_TASK TO COMPLETE:_
For each entry below, output it exactly as it stands.
===== PROVIDED RECORDS =====
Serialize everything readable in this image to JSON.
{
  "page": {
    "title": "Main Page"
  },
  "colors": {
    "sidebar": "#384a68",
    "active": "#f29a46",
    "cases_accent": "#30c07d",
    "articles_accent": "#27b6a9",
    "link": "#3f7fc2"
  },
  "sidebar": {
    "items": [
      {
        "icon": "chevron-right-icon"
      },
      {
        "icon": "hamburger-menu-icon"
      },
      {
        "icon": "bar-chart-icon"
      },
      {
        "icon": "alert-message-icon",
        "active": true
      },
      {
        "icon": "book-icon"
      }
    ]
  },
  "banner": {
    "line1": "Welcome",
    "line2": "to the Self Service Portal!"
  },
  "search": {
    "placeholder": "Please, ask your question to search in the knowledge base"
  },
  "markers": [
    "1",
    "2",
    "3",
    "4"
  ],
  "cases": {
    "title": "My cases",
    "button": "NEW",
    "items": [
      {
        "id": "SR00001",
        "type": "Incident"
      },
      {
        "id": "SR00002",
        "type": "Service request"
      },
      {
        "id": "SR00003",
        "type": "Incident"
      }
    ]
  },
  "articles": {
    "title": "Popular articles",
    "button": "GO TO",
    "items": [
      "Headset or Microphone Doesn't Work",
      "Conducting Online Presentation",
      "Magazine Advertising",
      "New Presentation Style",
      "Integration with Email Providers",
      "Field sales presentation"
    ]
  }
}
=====
_EXERCISE RESPONSE:_
Serialize everything readable in this image to JSON.
{
  "page": {
    "title": "Main Page"
  },
  "colors": {
    "sidebar": "#384a68",
    "active": "#f29a46",
    "cases_accent": "#30c07d",
    "articles_accent": "#27b6a9",
    "link": "#3f7fc2"
  },
  "sidebar": {
    "items": [
      {
        "icon": "chevron-right-icon"
      },
      {
        "icon": "hamburger-menu-icon"
      },
      {
        "icon": "bar-chart-icon"
      },
      {
        "icon": "alert-message-icon",
        "active": true
      },
      {
        "icon": "book-icon"
      }
    ]
  },
  "banner": {
    "line1": "Welcome",
    "line2": "to the Self Service Portal!"
  },
  "search": {
    "placeholder": "Please, ask your question to search in the knowledge base"
  },
  "markers": [
    "1",
    "2",
    "3",
    "4"
  ],
  "cases": {
    "title": "My cases",
    "button": "NEW",
    "items": [
      {
        "id": "SR00001",
        "type": "Incident"
      },
      {
        "id": "SR00002",
        "type": "Service request"
      },
      {
        "id": "SR00003",
        "type": "Incident"
      }
    ]
  },
  "articles": {
    "title": "Popular articles",
    "button": "GO TO",
    "items": [
      "Headset or Microphone Doesn't Work",
      "Conducting Online Presentation",
      "Magazine Advertising",
      "New Presentation Style",
      "Integration with Email Providers",
      "Field sales presentation"
    ]
  }
}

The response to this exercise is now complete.